In Ray’s Drifting into Darien readers will feel the poetic beauty enjoyment, and power of paddling in Georgia’s Altamaha River.(Bob Edmonds McCormick Messenger)
An idiosyncratic and passionate book, Drifting Into Darien is Ray’s own call to the river―something between a poem and a prayer, a sermon and a scientific study, a memoir and a field journal. Opening with a week-long kayak trip made with a group of people in memory of the old rafting crews that floated logs down river several generations earlier (when there was still longleaf pine forest to cut), Ray mixes memories with modern-day observations and insight, and becomes a shaman and guide to the reader.(Nicki Leone BiblioBuffet)
Ray, who danced nature writing into new and fertile terrain with An Ecology of a Cracker Childhood, introduces readers to one of the glories of the South, the Altamaha River. . . . Ray's encompassing, gracefully informative homage to what the Nature Conservancy has designated as one of the '75 Last Great Places' in the world is ecstatic and incensed.(Booklist)
Ray has produced an entertaining and provocative work with vivid descriptions. The book leads readers into thinking about their interactions with the world around them as it provides rich historical and cultural insight into this remarkable geographical feature. It also presents a compelling argument for preservation as opposed to greed.(Atlanta Senior News )
The first part of the book about actually drifting in Darien was very good. I have spent a little time on the Altamaha River and I know where some of the things are that she talked... Read morePublished 16 months ago by Brenda Turner
Very good book I also liked Ray;s first book.I felt that I was on the river with them.I will recommend to others.EnjPublished 18 months ago by Sara
Fabulous writer. Love this book filled with the riches of history from Janisse Ray.
Great transaction. Fast delivery after placing the order for this book. Read more
This renews my long-time wish to canoe on the Altamaha and hike along the edges.

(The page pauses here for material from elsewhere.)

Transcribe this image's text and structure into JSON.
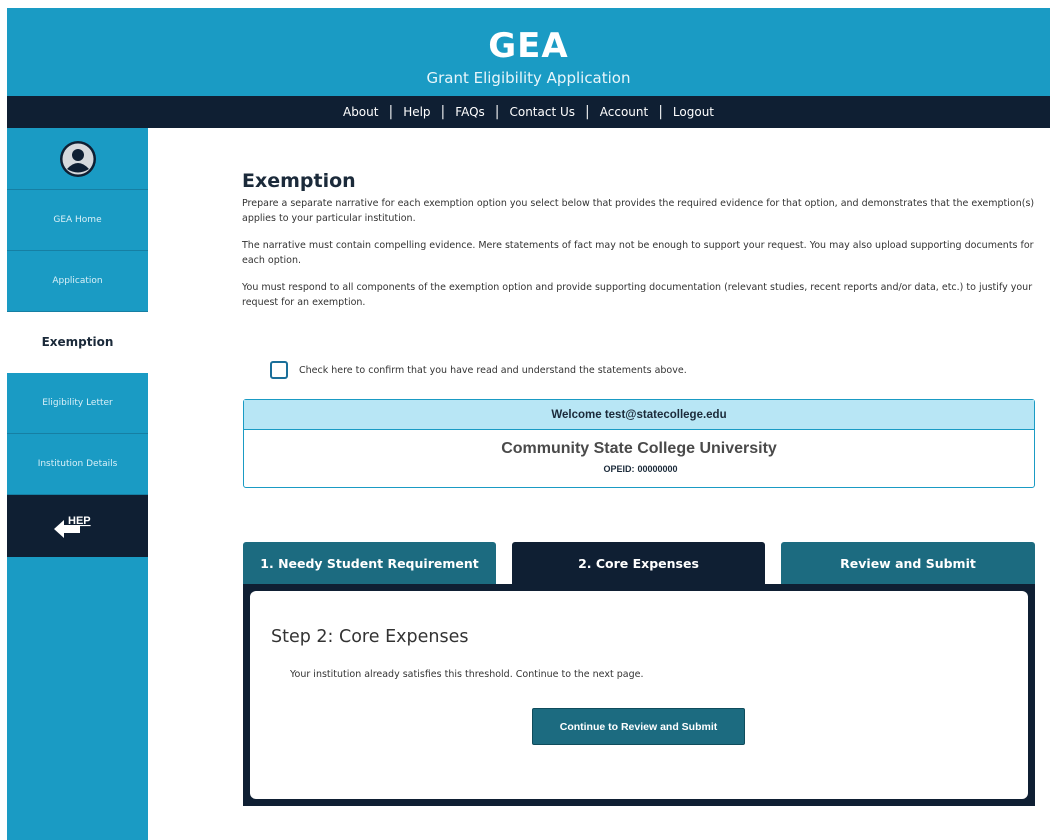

I'd recommend it to any of my naturalist friends.
This book is excellent reading and informative on the natural history of the river. Janisse is a good writer and her other books are also good.Published on September 6, 2012 by Keith A. Bryant